+++ Data excerpts

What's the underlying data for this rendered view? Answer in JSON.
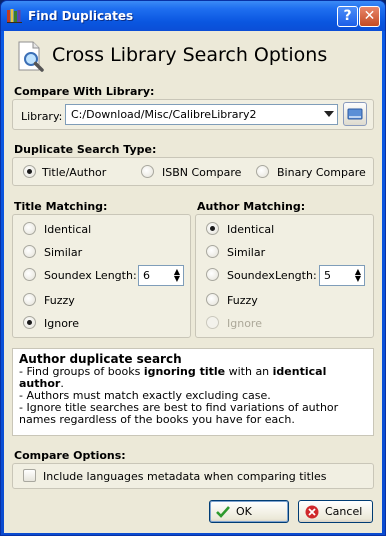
{
  "window": {
    "title": "Find Duplicates"
  },
  "header": {
    "title": "Cross Library Search Options"
  },
  "compare_library": {
    "section_label": "Compare With Library:",
    "library_label": "Library:",
    "library_value": "C:/Download/Misc/CalibreLibrary2"
  },
  "search_type": {
    "section_label": "Duplicate Search Type:",
    "options": [
      "Title/Author",
      "ISBN Compare",
      "Binary Compare"
    ]
  },
  "title_matching": {
    "section_label": "Title Matching:",
    "identical": "Identical",
    "similar": "Similar",
    "soundex": "Soundex",
    "length_label": "Length:",
    "length_value": "6",
    "fuzzy": "Fuzzy",
    "ignore": "Ignore",
    "selected": "Ignore"
  },
  "author_matching": {
    "section_label": "Author Matching:",
    "identical": "Identical",
    "similar": "Similar",
    "soundex": "Soundex",
    "length_label": "Length:",
    "length_value": "5",
    "fuzzy": "Fuzzy",
    "ignore": "Ignore",
    "selected": "Identical"
  },
  "help": {
    "title": "Author duplicate search",
    "line1_a": "- Find groups of books ",
    "line1_b": "ignoring title",
    "line1_c": " with an ",
    "line1_d": "identical author",
    "line1_e": ".",
    "line2": "- Authors must match exactly excluding case.",
    "line3": "- Ignore title searches are best to find variations of author names regardless of the books you have for each."
  },
  "compare_options": {
    "section_label": "Compare Options:",
    "include_languages": "Include languages metadata when comparing titles"
  },
  "buttons": {
    "ok": "OK",
    "cancel": "Cancel"
  },
  "colors": {
    "titlebar": "#0a56e0",
    "client_bg": "#ece9d8",
    "ok_icon": "#2e9a2e",
    "cancel_icon": "#d0282b"
  }
}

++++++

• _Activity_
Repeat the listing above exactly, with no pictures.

• _Reply_
What's the underlying data for this rendered view? Answer in JSON.
{
  "window": {
    "title": "Find Duplicates"
  },
  "header": {
    "title": "Cross Library Search Options"
  },
  "compare_library": {
    "section_label": "Compare With Library:",
    "library_label": "Library:",
    "library_value": "C:/Download/Misc/CalibreLibrary2"
  },
  "search_type": {
    "section_label": "Duplicate Search Type:",
    "options": [
      "Title/Author",
      "ISBN Compare",
      "Binary Compare"
    ]
  },
  "title_matching": {
    "section_label": "Title Matching:",
    "identical": "Identical",
    "similar": "Similar",
    "soundex": "Soundex",
    "length_label": "Length:",
    "length_value": "6",
    "fuzzy": "Fuzzy",
    "ignore": "Ignore",
    "selected": "Ignore"
  },
  "author_matching": {
    "section_label": "Author Matching:",
    "identical": "Identical",
    "similar": "Similar",
    "soundex": "Soundex",
    "length_label": "Length:",
    "length_value": "5",
    "fuzzy": "Fuzzy",
    "ignore": "Ignore",
    "selected": "Identical"
  },
  "help": {
    "title": "Author duplicate search",
    "line1_a": "- Find groups of books ",
    "line1_b": "ignoring title",
    "line1_c": " with an ",
    "line1_d": "identical author",
    "line1_e": ".",
    "line2": "- Authors must match exactly excluding case.",
    "line3": "- Ignore title searches are best to find variations of author names regardless of the books you have for each."
  },
  "compare_options": {
    "section_label": "Compare Options:",
    "include_languages": "Include languages metadata when comparing titles"
  },
  "buttons": {
    "ok": "OK",
    "cancel": "Cancel"
  },
  "colors": {
    "titlebar": "#0a56e0",
    "client_bg": "#ece9d8",
    "ok_icon": "#2e9a2e",
    "cancel_icon": "#d0282b"
  }
}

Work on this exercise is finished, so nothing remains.